Web links

Commons : Franz Halder  - Collection of images, videos and audio files

Individual evidence

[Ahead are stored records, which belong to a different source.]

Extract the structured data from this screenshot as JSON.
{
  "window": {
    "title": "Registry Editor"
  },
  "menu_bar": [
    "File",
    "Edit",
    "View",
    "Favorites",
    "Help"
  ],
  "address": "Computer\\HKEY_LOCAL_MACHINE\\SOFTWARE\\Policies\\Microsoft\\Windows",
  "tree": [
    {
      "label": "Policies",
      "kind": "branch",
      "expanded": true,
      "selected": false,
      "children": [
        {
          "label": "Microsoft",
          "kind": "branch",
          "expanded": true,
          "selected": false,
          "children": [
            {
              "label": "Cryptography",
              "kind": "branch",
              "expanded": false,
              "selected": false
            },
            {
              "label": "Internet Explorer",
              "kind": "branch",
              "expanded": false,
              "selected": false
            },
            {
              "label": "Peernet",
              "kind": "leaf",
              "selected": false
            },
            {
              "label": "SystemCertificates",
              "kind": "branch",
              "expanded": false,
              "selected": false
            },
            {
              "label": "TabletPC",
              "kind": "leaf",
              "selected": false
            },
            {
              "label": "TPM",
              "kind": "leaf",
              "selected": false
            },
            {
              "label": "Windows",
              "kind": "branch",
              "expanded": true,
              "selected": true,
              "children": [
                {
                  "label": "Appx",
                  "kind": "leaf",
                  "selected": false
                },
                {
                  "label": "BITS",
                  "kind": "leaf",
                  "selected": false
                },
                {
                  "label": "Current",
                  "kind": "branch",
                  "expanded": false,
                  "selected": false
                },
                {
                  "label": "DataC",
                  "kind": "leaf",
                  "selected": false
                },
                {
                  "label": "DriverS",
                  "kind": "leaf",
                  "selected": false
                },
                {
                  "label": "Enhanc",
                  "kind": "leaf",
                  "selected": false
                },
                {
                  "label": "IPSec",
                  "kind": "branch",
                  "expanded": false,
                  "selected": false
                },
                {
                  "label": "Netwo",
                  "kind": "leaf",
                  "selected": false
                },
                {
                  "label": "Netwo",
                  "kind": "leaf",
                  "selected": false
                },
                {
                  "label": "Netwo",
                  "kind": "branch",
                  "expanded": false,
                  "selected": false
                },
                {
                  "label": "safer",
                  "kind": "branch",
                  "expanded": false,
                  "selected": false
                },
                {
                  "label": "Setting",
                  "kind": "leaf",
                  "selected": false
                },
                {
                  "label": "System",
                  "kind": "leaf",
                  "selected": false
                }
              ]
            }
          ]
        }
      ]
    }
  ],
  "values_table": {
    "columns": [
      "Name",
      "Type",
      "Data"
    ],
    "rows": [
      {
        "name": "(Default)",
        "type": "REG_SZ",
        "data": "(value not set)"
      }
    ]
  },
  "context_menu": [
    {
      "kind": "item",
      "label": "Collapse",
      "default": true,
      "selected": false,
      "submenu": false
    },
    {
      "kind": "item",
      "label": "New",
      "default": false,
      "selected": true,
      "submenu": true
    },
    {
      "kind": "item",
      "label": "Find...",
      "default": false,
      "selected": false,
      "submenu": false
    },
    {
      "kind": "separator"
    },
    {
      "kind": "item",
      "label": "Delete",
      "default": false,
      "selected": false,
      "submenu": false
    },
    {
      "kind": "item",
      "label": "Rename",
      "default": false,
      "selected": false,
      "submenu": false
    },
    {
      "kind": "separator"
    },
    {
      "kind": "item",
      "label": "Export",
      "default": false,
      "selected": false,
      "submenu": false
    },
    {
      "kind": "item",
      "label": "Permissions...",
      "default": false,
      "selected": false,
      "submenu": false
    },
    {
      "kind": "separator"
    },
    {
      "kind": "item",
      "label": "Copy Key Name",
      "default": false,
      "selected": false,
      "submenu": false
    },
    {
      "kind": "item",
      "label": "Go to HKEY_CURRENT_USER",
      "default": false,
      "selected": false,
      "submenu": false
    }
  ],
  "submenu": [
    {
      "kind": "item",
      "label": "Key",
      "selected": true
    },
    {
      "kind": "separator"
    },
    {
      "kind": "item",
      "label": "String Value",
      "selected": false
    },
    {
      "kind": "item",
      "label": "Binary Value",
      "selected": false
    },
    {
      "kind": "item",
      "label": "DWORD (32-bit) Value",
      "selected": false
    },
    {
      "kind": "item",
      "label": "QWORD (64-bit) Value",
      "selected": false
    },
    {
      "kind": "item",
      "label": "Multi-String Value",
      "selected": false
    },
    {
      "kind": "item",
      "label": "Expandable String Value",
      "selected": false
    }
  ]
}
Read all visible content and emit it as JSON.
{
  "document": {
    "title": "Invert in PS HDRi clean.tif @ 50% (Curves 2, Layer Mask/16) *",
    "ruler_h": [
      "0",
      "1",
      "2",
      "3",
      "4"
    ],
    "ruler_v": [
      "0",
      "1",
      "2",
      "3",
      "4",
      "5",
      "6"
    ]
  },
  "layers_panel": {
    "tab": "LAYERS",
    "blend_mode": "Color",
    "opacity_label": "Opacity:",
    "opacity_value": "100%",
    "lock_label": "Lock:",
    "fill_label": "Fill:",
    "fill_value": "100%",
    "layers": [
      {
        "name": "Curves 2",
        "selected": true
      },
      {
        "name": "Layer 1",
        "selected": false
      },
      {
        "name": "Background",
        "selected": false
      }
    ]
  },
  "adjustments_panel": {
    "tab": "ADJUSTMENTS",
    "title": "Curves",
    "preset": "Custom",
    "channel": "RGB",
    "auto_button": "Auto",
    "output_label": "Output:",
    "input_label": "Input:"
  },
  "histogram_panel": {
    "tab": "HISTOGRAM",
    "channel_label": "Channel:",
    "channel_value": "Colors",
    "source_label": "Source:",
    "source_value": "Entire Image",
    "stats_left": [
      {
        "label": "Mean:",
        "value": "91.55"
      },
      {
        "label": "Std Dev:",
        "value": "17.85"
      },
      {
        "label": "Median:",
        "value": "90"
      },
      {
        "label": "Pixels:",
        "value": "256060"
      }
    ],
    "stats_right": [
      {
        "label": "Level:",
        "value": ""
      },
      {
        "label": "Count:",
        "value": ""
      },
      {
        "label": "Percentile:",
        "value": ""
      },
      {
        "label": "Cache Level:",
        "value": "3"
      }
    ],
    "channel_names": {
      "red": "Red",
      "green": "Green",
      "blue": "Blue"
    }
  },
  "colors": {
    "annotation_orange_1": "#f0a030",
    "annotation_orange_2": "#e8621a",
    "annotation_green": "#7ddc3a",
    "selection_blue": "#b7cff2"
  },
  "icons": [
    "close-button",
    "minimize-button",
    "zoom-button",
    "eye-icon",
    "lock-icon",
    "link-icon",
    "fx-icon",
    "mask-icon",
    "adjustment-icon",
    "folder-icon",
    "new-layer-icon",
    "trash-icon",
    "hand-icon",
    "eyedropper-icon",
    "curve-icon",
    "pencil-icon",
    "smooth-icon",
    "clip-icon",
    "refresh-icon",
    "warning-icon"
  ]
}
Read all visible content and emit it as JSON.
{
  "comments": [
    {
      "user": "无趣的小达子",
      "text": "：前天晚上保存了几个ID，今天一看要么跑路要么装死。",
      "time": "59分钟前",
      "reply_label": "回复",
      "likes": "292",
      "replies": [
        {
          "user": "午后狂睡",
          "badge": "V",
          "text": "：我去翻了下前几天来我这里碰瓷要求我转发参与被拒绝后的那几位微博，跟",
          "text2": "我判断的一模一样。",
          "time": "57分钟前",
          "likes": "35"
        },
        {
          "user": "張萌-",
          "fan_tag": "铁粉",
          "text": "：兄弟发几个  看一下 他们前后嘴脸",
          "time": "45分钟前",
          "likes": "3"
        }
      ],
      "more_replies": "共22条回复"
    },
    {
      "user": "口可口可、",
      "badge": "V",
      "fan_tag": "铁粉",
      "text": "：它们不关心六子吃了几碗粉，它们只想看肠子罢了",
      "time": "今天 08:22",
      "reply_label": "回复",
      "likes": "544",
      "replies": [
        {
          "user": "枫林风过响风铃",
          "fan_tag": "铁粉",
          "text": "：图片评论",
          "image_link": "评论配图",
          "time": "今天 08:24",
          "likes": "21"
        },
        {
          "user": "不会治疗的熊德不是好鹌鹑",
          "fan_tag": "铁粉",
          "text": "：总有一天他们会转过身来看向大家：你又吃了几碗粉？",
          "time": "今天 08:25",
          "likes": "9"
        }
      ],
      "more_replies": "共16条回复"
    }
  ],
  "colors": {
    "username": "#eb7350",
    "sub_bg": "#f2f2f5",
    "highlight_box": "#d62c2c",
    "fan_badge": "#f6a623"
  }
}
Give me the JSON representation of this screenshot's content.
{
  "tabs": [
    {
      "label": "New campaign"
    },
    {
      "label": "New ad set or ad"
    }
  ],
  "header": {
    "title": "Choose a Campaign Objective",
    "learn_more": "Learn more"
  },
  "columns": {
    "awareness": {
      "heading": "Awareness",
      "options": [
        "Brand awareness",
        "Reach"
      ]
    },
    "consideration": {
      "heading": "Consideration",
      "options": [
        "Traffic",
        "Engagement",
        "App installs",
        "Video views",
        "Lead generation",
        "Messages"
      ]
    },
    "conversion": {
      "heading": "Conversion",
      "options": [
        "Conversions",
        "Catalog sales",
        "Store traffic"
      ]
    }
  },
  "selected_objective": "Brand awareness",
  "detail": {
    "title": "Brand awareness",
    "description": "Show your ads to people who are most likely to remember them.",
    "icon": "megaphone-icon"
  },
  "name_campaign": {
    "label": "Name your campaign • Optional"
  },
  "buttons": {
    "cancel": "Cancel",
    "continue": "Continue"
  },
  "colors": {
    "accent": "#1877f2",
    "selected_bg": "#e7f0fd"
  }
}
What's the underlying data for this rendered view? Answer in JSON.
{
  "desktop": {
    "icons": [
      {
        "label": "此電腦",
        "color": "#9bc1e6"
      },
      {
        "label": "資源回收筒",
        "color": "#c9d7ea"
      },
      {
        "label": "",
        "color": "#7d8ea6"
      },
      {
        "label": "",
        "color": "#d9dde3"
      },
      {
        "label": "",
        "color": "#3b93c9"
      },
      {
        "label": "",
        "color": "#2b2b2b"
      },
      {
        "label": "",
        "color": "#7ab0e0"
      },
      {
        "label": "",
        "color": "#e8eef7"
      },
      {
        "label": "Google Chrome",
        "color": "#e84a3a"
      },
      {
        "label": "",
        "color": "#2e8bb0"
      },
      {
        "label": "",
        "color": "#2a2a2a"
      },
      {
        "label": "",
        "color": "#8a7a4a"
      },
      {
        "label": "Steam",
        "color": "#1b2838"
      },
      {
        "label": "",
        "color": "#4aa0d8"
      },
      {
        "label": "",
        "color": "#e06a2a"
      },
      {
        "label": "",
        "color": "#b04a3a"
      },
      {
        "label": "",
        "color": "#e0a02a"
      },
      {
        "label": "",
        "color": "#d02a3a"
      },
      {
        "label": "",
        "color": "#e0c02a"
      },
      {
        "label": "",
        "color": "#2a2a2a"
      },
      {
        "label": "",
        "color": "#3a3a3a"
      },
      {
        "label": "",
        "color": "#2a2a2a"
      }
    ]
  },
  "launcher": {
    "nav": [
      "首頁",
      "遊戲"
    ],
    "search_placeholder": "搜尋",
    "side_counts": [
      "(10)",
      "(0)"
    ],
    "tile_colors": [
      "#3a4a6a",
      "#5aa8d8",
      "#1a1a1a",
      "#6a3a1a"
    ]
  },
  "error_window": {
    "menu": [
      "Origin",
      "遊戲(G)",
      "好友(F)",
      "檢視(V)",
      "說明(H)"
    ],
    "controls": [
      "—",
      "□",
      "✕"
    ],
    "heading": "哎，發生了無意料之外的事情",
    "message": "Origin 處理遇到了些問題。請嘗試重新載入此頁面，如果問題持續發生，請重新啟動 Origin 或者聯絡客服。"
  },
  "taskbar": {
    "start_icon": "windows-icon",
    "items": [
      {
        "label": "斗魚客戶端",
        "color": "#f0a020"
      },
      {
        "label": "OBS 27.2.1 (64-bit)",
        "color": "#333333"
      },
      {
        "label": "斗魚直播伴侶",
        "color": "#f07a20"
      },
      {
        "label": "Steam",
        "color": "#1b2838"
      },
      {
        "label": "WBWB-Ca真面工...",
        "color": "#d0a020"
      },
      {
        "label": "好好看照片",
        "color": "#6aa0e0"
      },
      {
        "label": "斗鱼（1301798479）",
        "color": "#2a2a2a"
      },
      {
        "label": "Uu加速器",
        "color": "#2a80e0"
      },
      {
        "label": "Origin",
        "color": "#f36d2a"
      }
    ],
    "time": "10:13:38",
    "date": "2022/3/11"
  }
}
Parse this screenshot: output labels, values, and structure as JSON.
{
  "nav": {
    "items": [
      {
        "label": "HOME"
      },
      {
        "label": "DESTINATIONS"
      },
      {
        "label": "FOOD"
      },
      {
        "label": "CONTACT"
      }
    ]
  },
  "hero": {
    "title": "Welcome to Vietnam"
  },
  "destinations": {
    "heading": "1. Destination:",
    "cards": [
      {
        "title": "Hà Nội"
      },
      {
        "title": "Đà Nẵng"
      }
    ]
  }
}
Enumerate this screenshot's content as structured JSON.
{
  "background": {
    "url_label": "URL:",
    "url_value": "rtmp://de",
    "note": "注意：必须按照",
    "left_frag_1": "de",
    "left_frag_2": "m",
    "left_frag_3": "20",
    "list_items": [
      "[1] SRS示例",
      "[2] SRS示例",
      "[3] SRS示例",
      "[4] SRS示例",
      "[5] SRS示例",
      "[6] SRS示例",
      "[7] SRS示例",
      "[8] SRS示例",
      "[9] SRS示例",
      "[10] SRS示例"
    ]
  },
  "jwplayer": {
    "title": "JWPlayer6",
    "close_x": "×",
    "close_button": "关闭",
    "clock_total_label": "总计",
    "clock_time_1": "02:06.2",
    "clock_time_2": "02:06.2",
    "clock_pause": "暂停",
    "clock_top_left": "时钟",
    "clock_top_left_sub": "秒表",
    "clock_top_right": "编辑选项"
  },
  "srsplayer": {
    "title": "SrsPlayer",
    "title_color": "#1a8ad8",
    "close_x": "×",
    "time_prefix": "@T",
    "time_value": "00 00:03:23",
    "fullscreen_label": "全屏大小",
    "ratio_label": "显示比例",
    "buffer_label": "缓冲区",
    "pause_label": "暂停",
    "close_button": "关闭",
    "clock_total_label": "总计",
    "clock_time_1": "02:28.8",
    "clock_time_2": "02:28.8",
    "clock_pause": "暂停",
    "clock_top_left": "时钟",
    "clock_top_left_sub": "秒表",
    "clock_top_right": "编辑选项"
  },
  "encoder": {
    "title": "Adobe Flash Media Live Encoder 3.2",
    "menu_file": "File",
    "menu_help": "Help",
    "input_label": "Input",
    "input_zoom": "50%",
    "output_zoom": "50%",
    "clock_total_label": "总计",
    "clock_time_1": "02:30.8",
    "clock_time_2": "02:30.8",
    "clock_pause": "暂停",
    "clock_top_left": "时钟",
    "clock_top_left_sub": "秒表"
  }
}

  1. Othmar Hackl : The Bavarian War Academy (1867-1914). Beck, Munich 1989, ISBN 3-406-10490-8 , p. 461.
  2. Othmar Hackl: The Bavarian War Academy (1867-1914). Beck, Munich 1989, ISBN 3-406-10490-8 , p. 460.
  3. a b c d Award dates and appointment dates according to the information on the estate in the Federal Archives, viewed May 4, 2010.
  4. Franz Halder. Tabular curriculum vitae in the LeMO ( DHM and HdG )
    Ernst Willi Hansen, Karl-Volker Neugebauer , Michael Busch: The Age of World Wars. 1914 to 1945. Peoples in arms. (= Basic course in German military history 2) Verlag Oldenbourg, Munich 2007, ISBN 978-3-486-58099-0 , p. 250.
    Klaus W. Tofahrn: The Third Reich and the Holocaust. Peter Lang, Frankfurt am Main 2008, ISBN 978-3-631-57702-8 , p. 206.
  5. Quoted from: Michael Grüttner : Brandstifter und Biedermänner. Germany 1933-1939, Stuttgart 2015, p. 510.
  6. ^ Gerd R. Ueberschär: Colonel General Franz Halder . In: Gerd R. Ueberschär (ed.): Hitler's military elite. Vol. 1. Primus Verlag, Darmstadt 1998, ISBN 3-89678-083-2 , p. 82.
  7. ^ Reprinted in Carl Dirks, Karl-Heinz Janßen : The war of the generals. Hitler as a tool of the Wehrmacht . Propylaea, Berlin 1999, p. 266.
  8. ^ Franz Halder: Kriegstagebuch , Volume 2, p. 211 (December 5, 1940).
  9. ^ Halder's diary
  10. Wolfram Wette : The Wehrmacht. Enemy images, war of extermination, legends . S. Fischer, Frankfurt a. M. 2002, p. 99.
  11. Gerhard P. Groß: Myth and Reality. History of operational thinking in the German army by Moltke d. Ä. to Heusinger . Ferdinand Schöningh, Paderborn 2012, pp. 230-235 (quotation p. 232).
  12. ^ Gerd R. Ueberschär: Colonel General Franz Halder . In: Gerd R. Ueberschär (Ed.): Hitler's military elite , vol. 1. Primus Verlag, Darmstadt 1998, p. 83.
  13. Peter Koblank: The Liberation of Special Prisoners and Kinship Prisoners in South Tyrol , online edition Mythos Elser 2006.
  14. Bernd Wegner: Written victories. Franz Halder, the 'Historical Division' and the reconstruction of the Second World War in the spirit of the German General Staff , p. 291 f. In: Ernst Willi Hansen, Gerhard Schreiber, Bernd Wegner (eds.): Political change, organized violence and national security. Contributions to the recent history of Germany and France . Festschrift for Klaus-Jürgen Müller. Munich 1995, pp. 287-302.
  15. Esther-Julia Howell: Learn from the vanquished? The war-history cooperation between the US Army and the former Wehrmacht elite 1945–1961. De Gruyter Oldenbourg, Berlin 2015, p. 254 f. (Quote) u. P. 304 f.
  16. Esther-Julia Howell: Learn from the vanquished? The war-history cooperation between the US Army and the former Wehrmacht elite 1945–1961. De Gruyter Oldenbourg, Berlin 2015, pp. 176–178.
  17. ^ Jost Dülffer: Political historiography of the "45 generation". From the military history of World War II to critical contemporary history (1950-1970) . In: Christoph Cornelißen (ed.): History in the spirit of democracy. Wolfgang J. Mommsen and his generation . Akadademie-Verlag, Berlin 2010, p. 51.
  18. Esther-Julia Howell: Learn from the vanquished? The war-history cooperation between the US Army and the former Wehrmacht elite 1945–1961. De Gruyter Oldenbourg, Berlin 2015, p. 270 and p. 278.
  19. Esther-Julia Howell: Learn from the vanquished ?: The historical cooperation of the US Army and the former Wehrmacht elite 1945–1961. De Gruyter Oldenbourg, 2016, prologue p. 1.